So we’ve seen that a word is a free form that has a meaning. But you’ve probably already noticed that there are other forms that have meaning and some of them seem to be smaller than whole words. A morpheme is the smallest form that has meaning. Some morphemes are free: they can appear in isolation. (This means that some words are also morphemes.) But some morphemes can only ever appear when they’re attached to something else; these are called bound morphemes.
Let’s go back to that simple sentence,
Penny cooked some carrots.
It’s quite straightforward to say that this sentence has four words in it. We can make the observations we just discussed above to check for isolation, moveability, and inseparability to provide evidence that each of Penny, cooked, some, and carrots is a word. But there are more than four units of meaning in the sentence.
Penny cook-ed some carrot-s.
The word cooked is made up of the word cook plus another small form that tells us that the cooking happened in the past. And the word carrots is made up of carrot plus a bit that tells us that there’s more than one carrot.
That little bit that’s spelled –ed (and pronounced a few different ways depending on the environment) has a consistent meaning in English: past tense. We can easily think of several other examples where that form has that meaning, like walked, baked, cleaned, kicked, kissed. This –ed unit appears consistently in this form and consistently has this meaning, but it never appears in isolation: it’s always attached at the end of a word. It’s a bound morpheme. For example, if someone tells you, “I need you to walk the dog,” it’s not grammatical to answer “-ed” to indicate that you already walked the dog.
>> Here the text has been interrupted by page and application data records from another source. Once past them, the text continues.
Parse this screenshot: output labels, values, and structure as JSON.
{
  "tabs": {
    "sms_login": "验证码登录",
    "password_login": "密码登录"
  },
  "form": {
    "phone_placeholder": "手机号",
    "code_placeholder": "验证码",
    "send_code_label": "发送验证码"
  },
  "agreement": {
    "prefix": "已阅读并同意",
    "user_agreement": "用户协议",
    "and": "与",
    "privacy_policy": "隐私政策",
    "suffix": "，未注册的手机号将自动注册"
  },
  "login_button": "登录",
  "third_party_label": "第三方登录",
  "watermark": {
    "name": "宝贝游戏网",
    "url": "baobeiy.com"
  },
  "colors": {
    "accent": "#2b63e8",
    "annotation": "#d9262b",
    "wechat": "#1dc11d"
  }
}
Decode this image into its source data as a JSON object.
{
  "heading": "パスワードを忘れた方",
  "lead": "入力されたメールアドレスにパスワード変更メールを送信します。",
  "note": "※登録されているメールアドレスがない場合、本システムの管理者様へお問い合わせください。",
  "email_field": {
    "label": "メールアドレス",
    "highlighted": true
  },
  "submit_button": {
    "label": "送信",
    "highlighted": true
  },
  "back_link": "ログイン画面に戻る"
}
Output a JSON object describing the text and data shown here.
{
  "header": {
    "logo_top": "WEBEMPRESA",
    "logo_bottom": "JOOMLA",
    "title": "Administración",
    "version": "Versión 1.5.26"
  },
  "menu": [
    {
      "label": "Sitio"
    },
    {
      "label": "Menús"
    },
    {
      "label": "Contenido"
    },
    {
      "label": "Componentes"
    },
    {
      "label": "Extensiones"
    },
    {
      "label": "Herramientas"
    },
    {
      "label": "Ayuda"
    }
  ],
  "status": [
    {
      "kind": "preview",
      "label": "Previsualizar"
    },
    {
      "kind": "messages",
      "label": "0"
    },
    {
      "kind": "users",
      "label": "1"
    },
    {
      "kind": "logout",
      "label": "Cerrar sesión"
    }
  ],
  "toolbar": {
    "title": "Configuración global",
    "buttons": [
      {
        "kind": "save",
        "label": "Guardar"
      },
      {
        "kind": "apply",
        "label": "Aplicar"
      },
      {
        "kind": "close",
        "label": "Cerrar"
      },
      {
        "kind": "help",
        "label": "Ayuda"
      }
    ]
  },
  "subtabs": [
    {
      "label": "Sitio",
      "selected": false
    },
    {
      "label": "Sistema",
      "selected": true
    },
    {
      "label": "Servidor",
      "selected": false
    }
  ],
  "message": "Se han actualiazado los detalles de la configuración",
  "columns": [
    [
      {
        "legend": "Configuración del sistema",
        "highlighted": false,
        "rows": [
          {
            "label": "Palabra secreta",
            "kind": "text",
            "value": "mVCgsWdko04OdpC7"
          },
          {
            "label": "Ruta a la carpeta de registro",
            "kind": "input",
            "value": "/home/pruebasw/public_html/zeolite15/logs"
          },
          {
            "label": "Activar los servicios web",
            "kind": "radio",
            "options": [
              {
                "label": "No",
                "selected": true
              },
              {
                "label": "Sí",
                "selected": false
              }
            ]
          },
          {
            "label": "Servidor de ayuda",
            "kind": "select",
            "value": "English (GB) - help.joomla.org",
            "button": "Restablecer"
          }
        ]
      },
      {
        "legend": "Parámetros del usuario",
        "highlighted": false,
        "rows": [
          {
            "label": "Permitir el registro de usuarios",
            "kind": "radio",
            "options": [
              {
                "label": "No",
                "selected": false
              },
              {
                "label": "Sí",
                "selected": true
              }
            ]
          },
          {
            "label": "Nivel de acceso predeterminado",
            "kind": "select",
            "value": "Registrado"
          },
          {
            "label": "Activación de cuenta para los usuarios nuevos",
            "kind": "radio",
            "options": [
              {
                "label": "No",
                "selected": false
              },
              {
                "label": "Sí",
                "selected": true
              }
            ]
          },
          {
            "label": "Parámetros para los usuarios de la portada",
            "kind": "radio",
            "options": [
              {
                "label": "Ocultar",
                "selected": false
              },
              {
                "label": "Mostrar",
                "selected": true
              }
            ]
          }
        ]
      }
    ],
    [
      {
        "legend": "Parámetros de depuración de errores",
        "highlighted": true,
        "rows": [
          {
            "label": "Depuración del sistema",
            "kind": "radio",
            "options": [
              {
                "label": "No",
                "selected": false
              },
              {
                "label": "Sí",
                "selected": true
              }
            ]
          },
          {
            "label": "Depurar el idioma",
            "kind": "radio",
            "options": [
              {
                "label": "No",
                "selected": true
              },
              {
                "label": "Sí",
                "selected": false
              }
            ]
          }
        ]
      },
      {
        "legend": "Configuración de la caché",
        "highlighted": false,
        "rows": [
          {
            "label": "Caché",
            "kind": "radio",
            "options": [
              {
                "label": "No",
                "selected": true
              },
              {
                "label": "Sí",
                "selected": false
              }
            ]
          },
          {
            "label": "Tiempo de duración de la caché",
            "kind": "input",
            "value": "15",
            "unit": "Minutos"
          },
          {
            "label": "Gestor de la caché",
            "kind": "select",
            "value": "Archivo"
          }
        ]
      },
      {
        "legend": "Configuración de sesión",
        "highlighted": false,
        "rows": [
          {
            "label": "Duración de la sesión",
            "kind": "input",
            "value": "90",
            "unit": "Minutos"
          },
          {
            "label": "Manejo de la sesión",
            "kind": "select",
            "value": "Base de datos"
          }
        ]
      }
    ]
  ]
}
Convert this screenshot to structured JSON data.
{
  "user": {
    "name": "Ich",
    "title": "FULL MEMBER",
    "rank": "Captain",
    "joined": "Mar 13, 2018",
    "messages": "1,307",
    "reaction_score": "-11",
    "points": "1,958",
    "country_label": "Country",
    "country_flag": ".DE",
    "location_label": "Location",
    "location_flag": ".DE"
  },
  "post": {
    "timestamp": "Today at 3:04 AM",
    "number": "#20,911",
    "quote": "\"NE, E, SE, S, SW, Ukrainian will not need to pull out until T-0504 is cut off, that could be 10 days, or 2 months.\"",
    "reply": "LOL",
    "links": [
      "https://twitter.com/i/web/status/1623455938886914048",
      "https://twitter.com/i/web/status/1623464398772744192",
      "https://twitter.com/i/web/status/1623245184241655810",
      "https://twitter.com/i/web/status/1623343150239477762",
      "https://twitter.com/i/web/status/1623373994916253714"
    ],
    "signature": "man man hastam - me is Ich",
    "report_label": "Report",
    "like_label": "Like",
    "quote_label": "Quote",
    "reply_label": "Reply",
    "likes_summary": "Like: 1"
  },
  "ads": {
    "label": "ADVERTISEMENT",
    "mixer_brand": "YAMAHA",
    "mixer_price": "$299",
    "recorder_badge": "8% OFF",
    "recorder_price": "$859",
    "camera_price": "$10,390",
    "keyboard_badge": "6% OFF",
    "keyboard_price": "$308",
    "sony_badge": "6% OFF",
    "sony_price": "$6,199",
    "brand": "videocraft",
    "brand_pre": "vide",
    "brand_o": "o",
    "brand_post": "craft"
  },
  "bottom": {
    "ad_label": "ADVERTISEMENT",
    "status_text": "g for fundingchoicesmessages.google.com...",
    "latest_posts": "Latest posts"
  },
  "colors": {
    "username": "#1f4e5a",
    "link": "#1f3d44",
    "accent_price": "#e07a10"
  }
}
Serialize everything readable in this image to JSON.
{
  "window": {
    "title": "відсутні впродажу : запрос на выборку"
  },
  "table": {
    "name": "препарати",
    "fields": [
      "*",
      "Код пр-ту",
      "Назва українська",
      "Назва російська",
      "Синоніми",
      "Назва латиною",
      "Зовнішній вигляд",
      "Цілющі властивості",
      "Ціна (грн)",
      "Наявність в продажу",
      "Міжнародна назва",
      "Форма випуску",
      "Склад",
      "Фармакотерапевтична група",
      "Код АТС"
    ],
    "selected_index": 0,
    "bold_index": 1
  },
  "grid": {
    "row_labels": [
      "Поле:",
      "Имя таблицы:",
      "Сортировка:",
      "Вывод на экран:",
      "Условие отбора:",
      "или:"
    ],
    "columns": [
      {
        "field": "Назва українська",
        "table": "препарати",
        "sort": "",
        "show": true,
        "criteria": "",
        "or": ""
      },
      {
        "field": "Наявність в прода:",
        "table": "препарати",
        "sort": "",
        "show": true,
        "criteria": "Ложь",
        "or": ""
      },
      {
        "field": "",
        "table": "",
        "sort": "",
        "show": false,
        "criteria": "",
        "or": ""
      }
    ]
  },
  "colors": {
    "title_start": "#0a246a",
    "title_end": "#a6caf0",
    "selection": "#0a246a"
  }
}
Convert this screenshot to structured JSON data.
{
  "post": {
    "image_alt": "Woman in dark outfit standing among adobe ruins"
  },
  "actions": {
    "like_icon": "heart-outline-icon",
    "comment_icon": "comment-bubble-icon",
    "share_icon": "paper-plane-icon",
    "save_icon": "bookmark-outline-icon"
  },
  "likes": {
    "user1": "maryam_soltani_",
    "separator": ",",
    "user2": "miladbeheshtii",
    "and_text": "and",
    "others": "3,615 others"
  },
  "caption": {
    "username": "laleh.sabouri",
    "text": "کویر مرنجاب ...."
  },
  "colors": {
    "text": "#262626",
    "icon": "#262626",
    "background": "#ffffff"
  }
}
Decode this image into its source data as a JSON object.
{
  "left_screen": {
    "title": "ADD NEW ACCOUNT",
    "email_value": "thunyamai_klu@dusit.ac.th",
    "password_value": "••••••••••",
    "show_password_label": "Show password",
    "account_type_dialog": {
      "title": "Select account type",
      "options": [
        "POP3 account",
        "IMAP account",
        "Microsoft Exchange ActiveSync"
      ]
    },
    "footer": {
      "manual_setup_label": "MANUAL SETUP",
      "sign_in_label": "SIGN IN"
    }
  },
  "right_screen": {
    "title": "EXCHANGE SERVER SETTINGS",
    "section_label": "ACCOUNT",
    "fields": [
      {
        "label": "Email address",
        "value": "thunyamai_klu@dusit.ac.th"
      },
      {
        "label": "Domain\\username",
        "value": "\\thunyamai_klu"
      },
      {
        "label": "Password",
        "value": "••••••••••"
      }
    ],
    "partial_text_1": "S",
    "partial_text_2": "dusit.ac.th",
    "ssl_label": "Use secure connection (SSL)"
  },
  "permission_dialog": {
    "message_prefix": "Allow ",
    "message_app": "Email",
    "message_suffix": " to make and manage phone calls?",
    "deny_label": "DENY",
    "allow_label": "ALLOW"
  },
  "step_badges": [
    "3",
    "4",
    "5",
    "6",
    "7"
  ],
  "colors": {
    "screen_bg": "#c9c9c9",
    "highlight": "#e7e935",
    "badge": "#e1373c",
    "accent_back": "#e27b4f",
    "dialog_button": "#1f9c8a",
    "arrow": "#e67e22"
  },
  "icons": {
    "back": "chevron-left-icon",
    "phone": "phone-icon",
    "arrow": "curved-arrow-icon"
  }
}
Likewise, the bit that’s spelled –s or –es (and pronounced a few different ways) has a consistent meaning in many different words, like carrots, bananas, books, skates, cars, dishes, and many others. Like –ed, it is not free: it can’t appear in isolation. It’s a bound morpheme too.
If a word is made up of just one morpheme, like banana, swim, hungry, then we say that it’s morphologically simple, or monomorphemic.
But many words have more than one morpheme in them: they’re morphologically complex or polymorphemic. In English, polymorphemic words are usually made up of a root plus one or more affixes. The root morpheme is the single morpheme that determines the core meaning of the word. In most cases in English, the root is a morpheme that could be free. The affixes are bound morphemes. English has affixes that attach to the end of a root; these are called suffixes, like in books, teaching, happier, hopeful, singer. And English also has affixes that attach to the beginning of a word, called prefixes, like in unzip, reheat, disagree, impossible.
Some languages have bound morphemes that go into the middle of a word; these are called infixes. Here are some examples from Tagalog (a language with about 24 million speakers, most of them in the Philippines).
It might seem like the existence of infixes is a problem for our claim above that words are inseparable. But languages that allow infixation do so in a systematic way — the infix can’t be dropped just anywhere in the word. In Tagalog, the position of the infix depends on the organization of the syllables in the word.